Extracted records
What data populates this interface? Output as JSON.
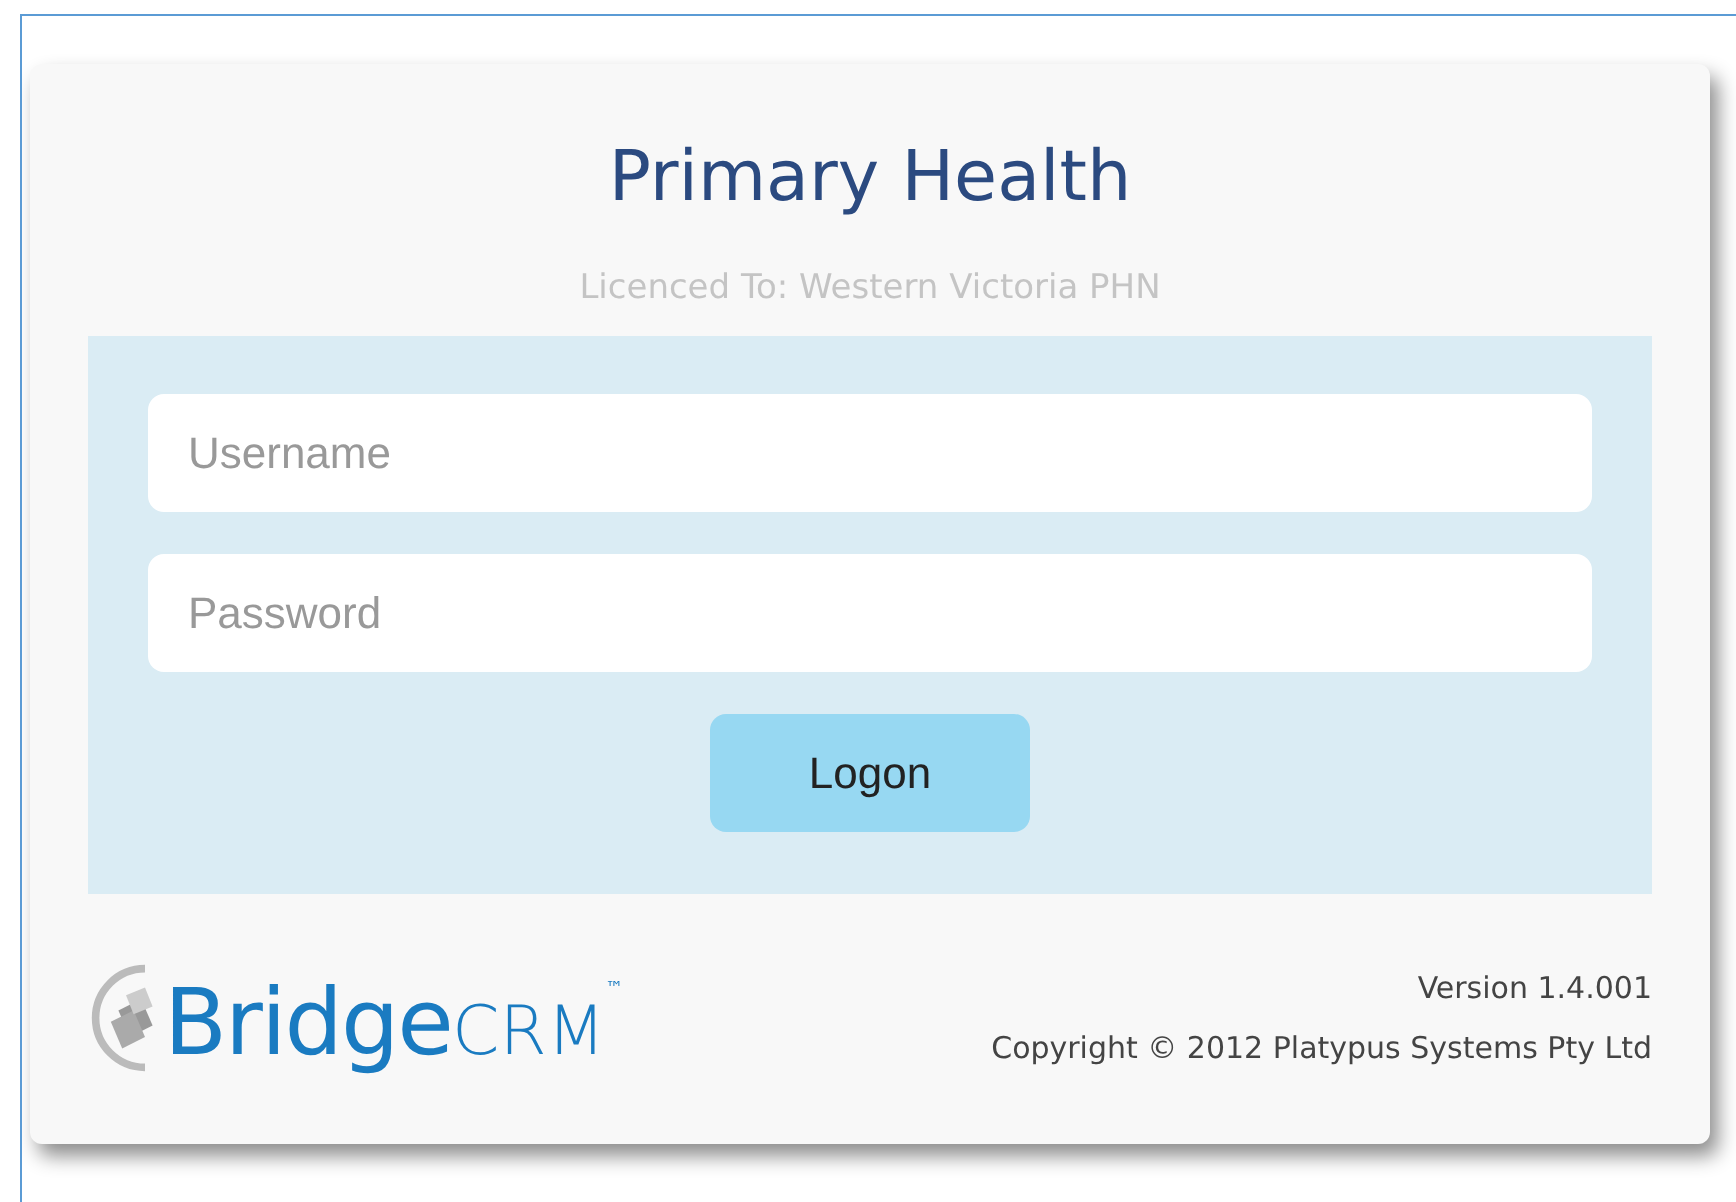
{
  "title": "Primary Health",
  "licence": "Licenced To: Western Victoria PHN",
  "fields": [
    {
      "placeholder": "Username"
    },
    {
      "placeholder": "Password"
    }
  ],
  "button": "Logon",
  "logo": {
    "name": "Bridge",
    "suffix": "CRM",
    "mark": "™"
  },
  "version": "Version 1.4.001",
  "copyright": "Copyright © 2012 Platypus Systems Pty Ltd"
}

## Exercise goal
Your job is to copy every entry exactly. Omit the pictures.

## Reply to the task
What data populates this interface? Output as JSON.
{
  "title": "Primary Health",
  "licence": "Licenced To: Western Victoria PHN",
  "fields": [
    {
      "placeholder": "Username"
    },
    {
      "placeholder": "Password"
    }
  ],
  "button": "Logon",
  "logo": {
    "name": "Bridge",
    "suffix": "CRM",
    "mark": "™"
  },
  "version": "Version 1.4.001",
  "copyright": "Copyright © 2012 Platypus Systems Pty Ltd"
}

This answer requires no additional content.